WORK INSTRUCTIONS: Each line in the listing below that contains "Deal" should be returned.

MATERIAL FOR THE TASK:

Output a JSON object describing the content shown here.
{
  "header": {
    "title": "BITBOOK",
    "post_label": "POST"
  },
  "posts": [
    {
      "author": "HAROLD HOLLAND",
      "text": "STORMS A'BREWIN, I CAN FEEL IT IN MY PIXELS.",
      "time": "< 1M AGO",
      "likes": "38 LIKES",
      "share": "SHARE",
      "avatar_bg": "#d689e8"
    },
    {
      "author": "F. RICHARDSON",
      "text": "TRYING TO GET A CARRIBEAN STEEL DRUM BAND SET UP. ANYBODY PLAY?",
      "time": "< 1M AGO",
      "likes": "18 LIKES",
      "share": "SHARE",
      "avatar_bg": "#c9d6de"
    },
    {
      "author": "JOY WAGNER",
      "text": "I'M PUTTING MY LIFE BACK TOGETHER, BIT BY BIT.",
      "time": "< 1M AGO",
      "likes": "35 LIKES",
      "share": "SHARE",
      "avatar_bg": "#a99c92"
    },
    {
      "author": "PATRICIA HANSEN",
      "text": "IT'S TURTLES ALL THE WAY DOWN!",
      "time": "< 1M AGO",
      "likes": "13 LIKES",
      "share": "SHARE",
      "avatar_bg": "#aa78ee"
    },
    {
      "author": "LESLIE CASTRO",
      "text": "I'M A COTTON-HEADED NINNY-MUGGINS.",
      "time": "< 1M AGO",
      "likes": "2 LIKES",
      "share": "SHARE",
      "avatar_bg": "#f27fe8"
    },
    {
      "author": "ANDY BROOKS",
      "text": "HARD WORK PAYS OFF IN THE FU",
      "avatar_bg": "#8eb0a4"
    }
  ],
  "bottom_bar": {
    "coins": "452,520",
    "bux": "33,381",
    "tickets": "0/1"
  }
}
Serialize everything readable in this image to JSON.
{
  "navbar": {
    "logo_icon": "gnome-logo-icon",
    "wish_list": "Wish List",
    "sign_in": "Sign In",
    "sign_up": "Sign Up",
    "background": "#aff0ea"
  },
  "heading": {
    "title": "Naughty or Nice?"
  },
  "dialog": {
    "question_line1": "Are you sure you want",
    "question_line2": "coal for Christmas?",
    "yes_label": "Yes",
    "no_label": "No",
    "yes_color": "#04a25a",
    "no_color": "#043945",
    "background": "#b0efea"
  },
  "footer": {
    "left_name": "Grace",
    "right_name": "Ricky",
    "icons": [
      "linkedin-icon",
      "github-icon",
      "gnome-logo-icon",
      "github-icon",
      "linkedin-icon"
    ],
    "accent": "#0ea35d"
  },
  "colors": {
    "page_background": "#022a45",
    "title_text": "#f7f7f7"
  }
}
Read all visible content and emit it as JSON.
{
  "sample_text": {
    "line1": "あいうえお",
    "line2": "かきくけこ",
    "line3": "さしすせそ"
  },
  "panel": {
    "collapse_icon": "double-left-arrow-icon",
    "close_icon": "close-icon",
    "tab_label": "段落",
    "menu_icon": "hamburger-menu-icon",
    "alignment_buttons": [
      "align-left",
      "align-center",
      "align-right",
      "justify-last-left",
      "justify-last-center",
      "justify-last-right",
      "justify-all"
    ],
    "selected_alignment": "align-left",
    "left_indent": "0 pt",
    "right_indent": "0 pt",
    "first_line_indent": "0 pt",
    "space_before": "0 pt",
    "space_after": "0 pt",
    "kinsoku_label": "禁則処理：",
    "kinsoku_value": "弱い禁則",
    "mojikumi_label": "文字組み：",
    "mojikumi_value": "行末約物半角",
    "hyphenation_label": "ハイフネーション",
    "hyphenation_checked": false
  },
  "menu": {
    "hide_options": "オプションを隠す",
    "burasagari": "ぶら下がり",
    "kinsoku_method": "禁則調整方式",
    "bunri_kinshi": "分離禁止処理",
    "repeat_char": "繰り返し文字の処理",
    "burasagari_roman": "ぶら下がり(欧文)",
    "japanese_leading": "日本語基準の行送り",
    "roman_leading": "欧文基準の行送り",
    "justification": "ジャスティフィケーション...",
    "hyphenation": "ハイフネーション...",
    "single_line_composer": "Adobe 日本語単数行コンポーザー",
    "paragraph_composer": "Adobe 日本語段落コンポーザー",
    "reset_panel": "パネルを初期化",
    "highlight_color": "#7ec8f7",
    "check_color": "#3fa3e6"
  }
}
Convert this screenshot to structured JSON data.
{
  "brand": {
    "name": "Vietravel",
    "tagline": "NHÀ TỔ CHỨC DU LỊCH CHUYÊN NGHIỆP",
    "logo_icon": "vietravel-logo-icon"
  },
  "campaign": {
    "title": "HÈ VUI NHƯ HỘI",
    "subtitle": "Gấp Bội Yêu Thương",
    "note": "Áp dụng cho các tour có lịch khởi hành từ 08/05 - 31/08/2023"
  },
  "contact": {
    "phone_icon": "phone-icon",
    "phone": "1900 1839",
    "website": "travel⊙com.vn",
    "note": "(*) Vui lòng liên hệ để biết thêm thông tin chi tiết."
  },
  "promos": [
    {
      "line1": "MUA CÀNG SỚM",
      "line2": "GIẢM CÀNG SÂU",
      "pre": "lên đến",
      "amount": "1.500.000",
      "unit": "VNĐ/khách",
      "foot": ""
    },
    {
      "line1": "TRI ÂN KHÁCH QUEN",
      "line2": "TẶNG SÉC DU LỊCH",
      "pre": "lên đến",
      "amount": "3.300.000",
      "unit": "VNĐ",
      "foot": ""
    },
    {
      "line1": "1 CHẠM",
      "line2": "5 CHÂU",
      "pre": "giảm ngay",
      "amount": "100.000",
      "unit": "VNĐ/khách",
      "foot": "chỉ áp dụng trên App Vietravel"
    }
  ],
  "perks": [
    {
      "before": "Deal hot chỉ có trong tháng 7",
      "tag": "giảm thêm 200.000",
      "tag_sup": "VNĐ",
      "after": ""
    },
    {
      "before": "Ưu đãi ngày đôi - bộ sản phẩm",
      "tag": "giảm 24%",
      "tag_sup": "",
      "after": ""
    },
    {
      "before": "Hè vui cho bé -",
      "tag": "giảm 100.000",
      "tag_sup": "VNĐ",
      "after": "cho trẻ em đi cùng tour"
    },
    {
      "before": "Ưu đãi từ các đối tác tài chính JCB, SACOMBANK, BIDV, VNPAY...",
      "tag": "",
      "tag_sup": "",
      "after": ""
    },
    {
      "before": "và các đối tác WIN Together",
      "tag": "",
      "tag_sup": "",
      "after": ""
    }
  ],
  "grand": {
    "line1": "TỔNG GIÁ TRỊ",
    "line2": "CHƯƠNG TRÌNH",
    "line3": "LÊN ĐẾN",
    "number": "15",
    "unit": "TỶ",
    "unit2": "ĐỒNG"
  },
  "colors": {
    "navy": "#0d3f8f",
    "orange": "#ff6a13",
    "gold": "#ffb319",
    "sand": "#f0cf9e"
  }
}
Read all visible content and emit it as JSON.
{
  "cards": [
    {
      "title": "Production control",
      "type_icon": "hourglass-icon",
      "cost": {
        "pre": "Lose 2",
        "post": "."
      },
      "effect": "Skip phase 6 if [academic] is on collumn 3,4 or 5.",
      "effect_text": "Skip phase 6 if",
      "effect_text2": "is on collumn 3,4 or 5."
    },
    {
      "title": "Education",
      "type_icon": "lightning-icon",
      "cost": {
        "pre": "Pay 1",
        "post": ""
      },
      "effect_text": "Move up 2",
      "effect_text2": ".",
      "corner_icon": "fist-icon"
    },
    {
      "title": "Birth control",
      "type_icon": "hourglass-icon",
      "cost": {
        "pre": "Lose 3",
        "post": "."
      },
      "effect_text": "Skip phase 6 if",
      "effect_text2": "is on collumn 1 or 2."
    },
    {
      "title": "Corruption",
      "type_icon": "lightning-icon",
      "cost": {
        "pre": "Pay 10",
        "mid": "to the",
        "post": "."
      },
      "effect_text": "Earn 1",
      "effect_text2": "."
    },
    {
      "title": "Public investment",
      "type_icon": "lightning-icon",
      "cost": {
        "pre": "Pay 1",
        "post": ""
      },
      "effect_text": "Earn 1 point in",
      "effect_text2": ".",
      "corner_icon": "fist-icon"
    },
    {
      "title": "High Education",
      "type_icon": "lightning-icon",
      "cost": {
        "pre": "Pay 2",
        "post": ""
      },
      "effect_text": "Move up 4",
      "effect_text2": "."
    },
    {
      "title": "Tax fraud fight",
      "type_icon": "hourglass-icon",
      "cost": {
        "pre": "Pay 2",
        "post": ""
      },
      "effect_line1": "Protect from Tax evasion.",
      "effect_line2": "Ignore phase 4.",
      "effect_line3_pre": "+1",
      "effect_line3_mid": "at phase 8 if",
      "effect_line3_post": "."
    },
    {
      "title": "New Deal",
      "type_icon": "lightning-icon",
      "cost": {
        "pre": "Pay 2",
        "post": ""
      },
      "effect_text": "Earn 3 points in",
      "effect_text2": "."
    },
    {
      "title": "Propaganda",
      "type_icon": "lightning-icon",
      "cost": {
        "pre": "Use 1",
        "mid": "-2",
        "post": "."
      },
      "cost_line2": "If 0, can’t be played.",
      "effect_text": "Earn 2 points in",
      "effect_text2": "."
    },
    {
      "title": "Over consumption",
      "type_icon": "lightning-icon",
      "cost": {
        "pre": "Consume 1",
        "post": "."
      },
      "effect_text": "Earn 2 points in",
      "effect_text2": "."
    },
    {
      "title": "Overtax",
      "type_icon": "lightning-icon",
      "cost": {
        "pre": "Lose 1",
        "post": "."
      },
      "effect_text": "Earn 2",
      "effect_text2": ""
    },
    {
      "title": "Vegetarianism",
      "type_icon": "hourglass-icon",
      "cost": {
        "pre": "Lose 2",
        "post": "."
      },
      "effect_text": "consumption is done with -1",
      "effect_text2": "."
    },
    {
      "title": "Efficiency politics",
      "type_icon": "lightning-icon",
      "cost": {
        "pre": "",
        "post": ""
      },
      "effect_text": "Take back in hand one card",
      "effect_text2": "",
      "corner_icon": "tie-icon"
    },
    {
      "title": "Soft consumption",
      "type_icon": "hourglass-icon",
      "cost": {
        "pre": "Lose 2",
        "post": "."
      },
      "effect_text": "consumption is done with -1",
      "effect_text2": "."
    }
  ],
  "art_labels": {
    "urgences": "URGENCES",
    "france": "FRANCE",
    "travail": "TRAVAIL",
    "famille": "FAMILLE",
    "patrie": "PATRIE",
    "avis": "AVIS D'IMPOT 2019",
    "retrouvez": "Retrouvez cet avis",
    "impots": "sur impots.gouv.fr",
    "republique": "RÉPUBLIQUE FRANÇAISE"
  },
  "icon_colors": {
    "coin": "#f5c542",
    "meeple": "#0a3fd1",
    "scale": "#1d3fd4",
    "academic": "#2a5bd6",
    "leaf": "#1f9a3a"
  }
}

RESPONSE AREA:
      "before": "Deal hot chỉ có trong tháng 7",
      "title": "New Deal",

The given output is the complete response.